HitFix: As a last question: It took Boston Rob four chances at the game to win. I assume that any time CBS and "Survivor" come calling you're ready for a third shot?
Phillip: You know, I haven't had sufficient time to thing about that one way or the other. I certainly enjoyed my experience this time in terms of the way I came off. I love the way I come off, because I believe journalists and others say one thing, but when I talk to the fans and I see what the fans have posted on my Facebook and Twitter pages, unless they're part of what I call the Hantz Clan, they say wonderful things about the way I played this time. I can't believe how much wonderful comments I got from last night from people.
For me, I don't know what the future holds, clearly. I'm gonna potentially be working on a project with Diana Burnett, Mark Burnett's ex-wife, who I met recent.

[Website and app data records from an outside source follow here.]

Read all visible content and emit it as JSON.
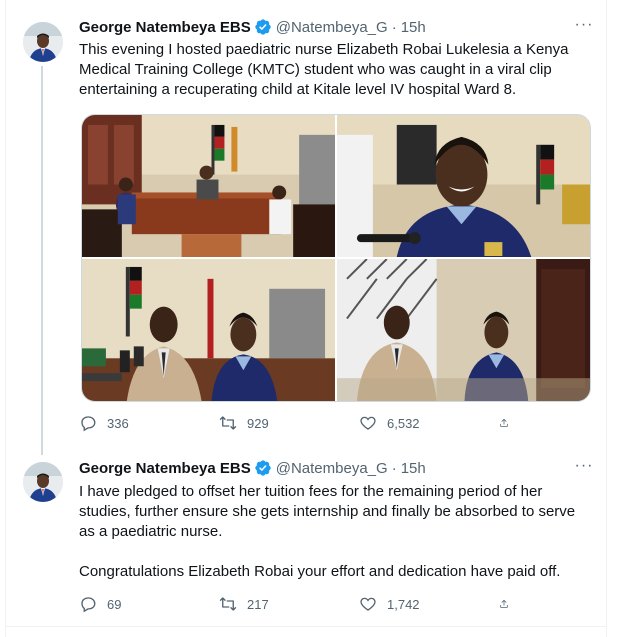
{
  "colors": {
    "accent": "#1d9bf0",
    "text": "#0f1419",
    "muted": "#536471",
    "border": "#eff3f4"
  },
  "tweets": [
    {
      "author": {
        "name": "George Natembeya EBS",
        "handle": "@Natembeya_G",
        "verified": true,
        "avatar_icon": "avatar"
      },
      "separator": "·",
      "time": "15h",
      "more_icon": "more-icon",
      "text_lines": [
        "This evening I hosted paediatric nurse Elizabeth Robai Lukelesia a Kenya Medical Training College (KMTC) student who was caught in a viral clip entertaining a recuperating child at Kitale level IV hospital Ward 8."
      ],
      "media": [
        "photo-office-meeting",
        "photo-student-smiling",
        "photo-interview",
        "photo-standing-pair"
      ],
      "stats": {
        "replies": "336",
        "retweets": "929",
        "likes": "6,532"
      }
    },
    {
      "author": {
        "name": "George Natembeya EBS",
        "handle": "@Natembeya_G",
        "verified": true,
        "avatar_icon": "avatar"
      },
      "separator": "·",
      "time": "15h",
      "more_icon": "more-icon",
      "text_lines": [
        "I have pledged to offset  her tuition fees for the remaining period of her studies, further ensure she gets internship and finally be absorbed to serve as a paediatric nurse.",
        "Congratulations Elizabeth Robai your effort and dedication have paid off."
      ],
      "stats": {
        "replies": "69",
        "retweets": "217",
        "likes": "1,742"
      }
    }
  ]
}
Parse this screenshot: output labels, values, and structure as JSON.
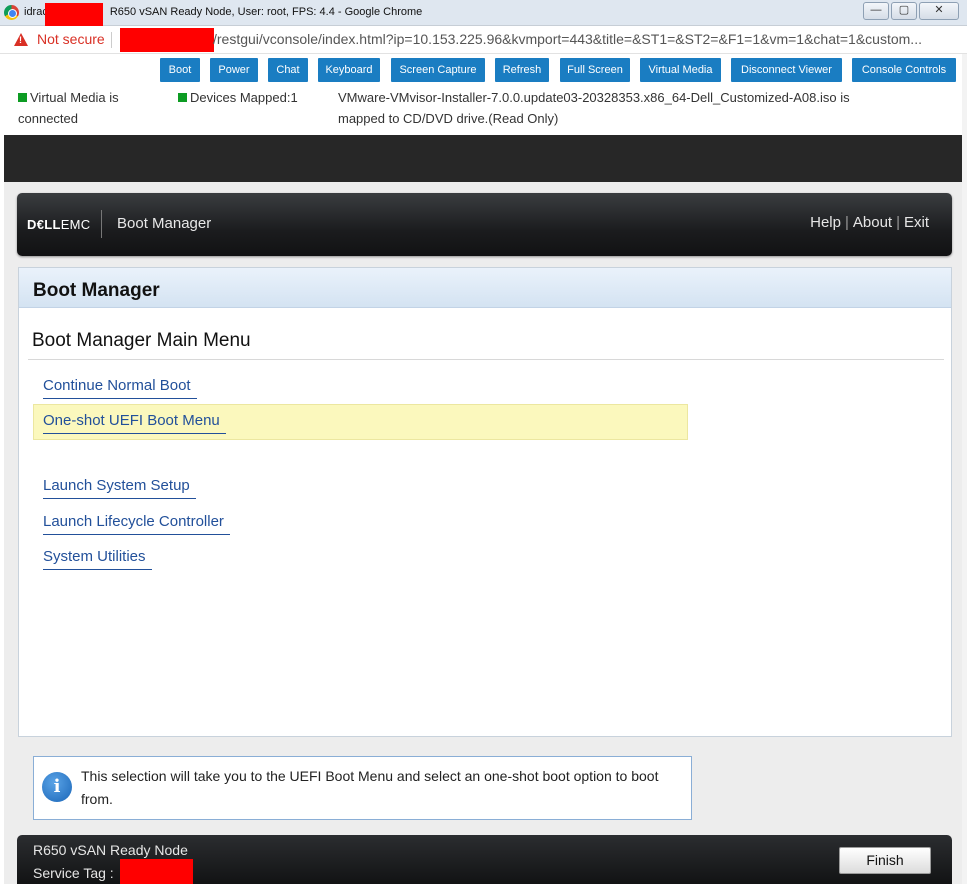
{
  "window": {
    "title_prefix": "idrac",
    "title_suffix": "R650 vSAN Ready Node, User: root, FPS: 4.4 - Google Chrome",
    "minimize": "—",
    "maximize": "▢",
    "close": "✕"
  },
  "addressbar": {
    "security_label": "Not secure",
    "url": "/restgui/vconsole/index.html?ip=10.153.225.96&kvmport=443&title=&ST1=&ST2=&F1=1&vm=1&chat=1&custom..."
  },
  "toolbar": {
    "buttons": [
      "Boot",
      "Power",
      "Chat",
      "Keyboard",
      "Screen Capture",
      "Refresh",
      "Full Screen",
      "Virtual Media",
      "Disconnect Viewer",
      "Console Controls"
    ]
  },
  "status": {
    "virtual_media_line1": "Virtual Media is",
    "virtual_media_line2": "connected",
    "devices_mapped": "Devices Mapped:1",
    "iso_line1": "VMware-VMvisor-Installer-7.0.0.update03-20328353.x86_64-Dell_Customized-A08.iso is",
    "iso_line2": "mapped to CD/DVD drive.(Read Only)"
  },
  "header": {
    "logo_bold": "D€LL",
    "logo_rest": "EMC",
    "title": "Boot Manager",
    "help": "Help",
    "about": "About",
    "exit": "Exit",
    "sep": "|"
  },
  "panel": {
    "title": "Boot Manager",
    "menu_title": "Boot Manager Main Menu",
    "items": [
      "Continue Normal Boot",
      "One-shot UEFI Boot Menu",
      "Launch System Setup",
      "Launch Lifecycle Controller",
      "System Utilities"
    ],
    "selected_index": 1
  },
  "help": {
    "icon": "i",
    "text": "This selection will take you to the UEFI Boot Menu and select an one-shot boot option to boot from."
  },
  "footer": {
    "model": "R650 vSAN Ready Node",
    "service_tag_label": "Service Tag :",
    "finish": "Finish"
  },
  "colors": {
    "toolbar_button": "#1a7dc2",
    "link": "#22509a",
    "highlight": "#fbf8bd",
    "status_green": "#0d9c23",
    "warning_red": "#d93025",
    "redaction": "#ff0000"
  }
}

I have a television show, a digital show called "Development Hell" in which I'll play a lead on that show in a month or so. I'm going to be doing a little bit of promoting for my novel and I'm talking to other people about reappearing on another show as the love interest for someone. I don't know if that's going to fully come to fruition, but we'll see what the future holds. I know one thing: I'm grateful to CBS and "Survivor" for me, an old... I shouldn't say "old," but a guy in his 50s the chance to come out and participate in the longest running reality show and, in my view, the best reality show in the world. They tell the best stories. Mark Burnett said in March of this year in Esquire Magazine that he didn't really view his shows as reality shows, he views them as wonderful storytelling. And I happen to agree with him. The editors do a magnificent job of telling a story and if people want to look at it and believe that's the total essence of somebody, then so be it. You can never control what people think. There are people who think that President Obama's not born in America, even though he's demonstrated that he has a birth certificate. They choose to believe that he wasn't born here. You can't control what people think.
Other "Survivor: Caramoan" exit interviews: